In a telephone interview, the pilot reported that the balloon had been aloft for approximately 1 hour. He said a site was chosen for a full-stop landing but was over flown due to winds. The pilot selected a second open field and performed a "positive landing." He stated that it was a standard maneuver and described a positive landing as "...a little harder than normal." The pilot said the balloon and basket were undamaged during the landing.
In a written statement, the pilot said:
"...we tried to land but [the] wind blew us east of our intended landing spot. The next good looking spot in our line of sight was a cut hay field. We had a level flight to the tree line bordering the field, [then] vented some air just after the tree line so the wind would not take us into the power lines about 100 yards down the field."
After landing, one of the two passengers complained of leg pain. The passenger was transported to the hospital where a medical examination revealed she had sustained a broken leg.
According to a Federal Aviation Administration Aviation (FAA) Safety Inspector:
"The pilot stated that the balloon was drifting towards a high tension line and he decided to immediately land...The pilot executed a positive landing and the balloon struck the ground firmly."
In a telephone interview, one passenger reported he had purchased the balloon ride as a present to his wife on her birthday. He said it was the first hot air balloon trip for them both. The passenger said the flight was uneventful and that a "touch-and-go" landing was performed during the flight to familiarize them with the landing sequence. He and his wife were instructed to crouch with one foot planted on the floor of the basket with the other foot braced against the side of the basket facing the direction of travel. The passenger said the practice landing was smooth and the balloon climbed after it skimmed the ground.
The passenger said the pilot selected a spot for a full-stop landing but over flew it. He said the pilot selected a second spot but was unsure about the landing surface and was shouting questions into a hand-held radio to his ground crew to determine if the landing site was suitable. The passenger said he was uncomfortable with the continued descent while the pilot remained unsure about the landing site. He told the pilot, "This doesn't seem right." The pilot did not respond and continued the approach.

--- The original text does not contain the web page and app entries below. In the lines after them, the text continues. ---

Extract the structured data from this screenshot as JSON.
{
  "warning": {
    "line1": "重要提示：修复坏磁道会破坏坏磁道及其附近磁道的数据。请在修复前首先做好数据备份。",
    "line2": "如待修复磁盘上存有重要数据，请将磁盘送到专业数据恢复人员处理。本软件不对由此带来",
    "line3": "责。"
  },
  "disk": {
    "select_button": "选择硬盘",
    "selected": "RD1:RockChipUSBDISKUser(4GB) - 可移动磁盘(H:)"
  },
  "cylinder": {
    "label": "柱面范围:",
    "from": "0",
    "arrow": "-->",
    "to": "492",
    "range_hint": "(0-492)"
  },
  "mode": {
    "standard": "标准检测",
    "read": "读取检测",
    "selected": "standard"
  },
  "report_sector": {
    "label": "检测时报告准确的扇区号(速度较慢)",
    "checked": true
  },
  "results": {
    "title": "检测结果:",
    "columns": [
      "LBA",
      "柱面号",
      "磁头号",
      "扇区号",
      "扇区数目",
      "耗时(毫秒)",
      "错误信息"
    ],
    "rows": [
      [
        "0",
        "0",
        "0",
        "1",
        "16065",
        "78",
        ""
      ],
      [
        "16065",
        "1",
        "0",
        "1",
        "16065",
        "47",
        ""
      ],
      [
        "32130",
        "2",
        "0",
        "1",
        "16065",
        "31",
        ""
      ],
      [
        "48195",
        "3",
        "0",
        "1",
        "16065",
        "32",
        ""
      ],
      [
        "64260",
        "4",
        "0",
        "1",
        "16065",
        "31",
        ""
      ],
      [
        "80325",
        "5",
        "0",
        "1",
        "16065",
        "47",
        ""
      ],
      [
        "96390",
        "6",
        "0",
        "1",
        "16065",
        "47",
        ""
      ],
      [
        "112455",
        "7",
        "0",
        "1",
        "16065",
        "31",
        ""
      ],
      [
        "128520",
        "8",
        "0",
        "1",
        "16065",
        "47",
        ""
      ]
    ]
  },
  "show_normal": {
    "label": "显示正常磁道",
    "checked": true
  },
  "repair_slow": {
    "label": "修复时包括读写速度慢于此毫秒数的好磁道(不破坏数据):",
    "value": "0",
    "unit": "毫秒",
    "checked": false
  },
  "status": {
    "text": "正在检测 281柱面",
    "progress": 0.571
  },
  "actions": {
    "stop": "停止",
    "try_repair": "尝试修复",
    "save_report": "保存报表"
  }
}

The passenger said the basket dragged through trees prior to the field selected for landing. He said the balloon came almost straight down after it cleared the trees. The passenger further stated:
"He was determined to drop it on the ground. I don't understand why he expedited the landing. I feel like he brought it down too rapidly, too fast. I felt like I was falling out of a tree. We hit so hard, my teeth rammed together. I saw stars."
According to the second passenger:
"The flight seemed to go well. We did a nice, gentle practice landing. We were stooped over standing on the left leg...the right leg was braced against the front of the basket. That's what we were instructed to do."
The second passenger said she was positioned the same way in preparation for the full-stop landing. She further stated:
"We were right at the tree tops. All of a sudden, he's pulling and pulling on a red cord. He was in a hurry to land. It wasn't like our touch-and-go. It was like we fell out of the tree tops and came straight down. We came down flat and hard. The basket stayed straight up."
In an FAA approved flight manual published by Cameron Balloons under Passenger Briefing and Equipment, it states:
"Passengers should be briefed to hold on with both hands, knees slightly bent to absorb shock on impact, and to stay down in the basket to prevent being thrown out during the landing. If a stand-up landing is anticipated, the passengers need not brace their bodies against the wall of the basket...If it will be a ...rapid vertical descent...the passengers should be briefed to face away from the direction of flight..."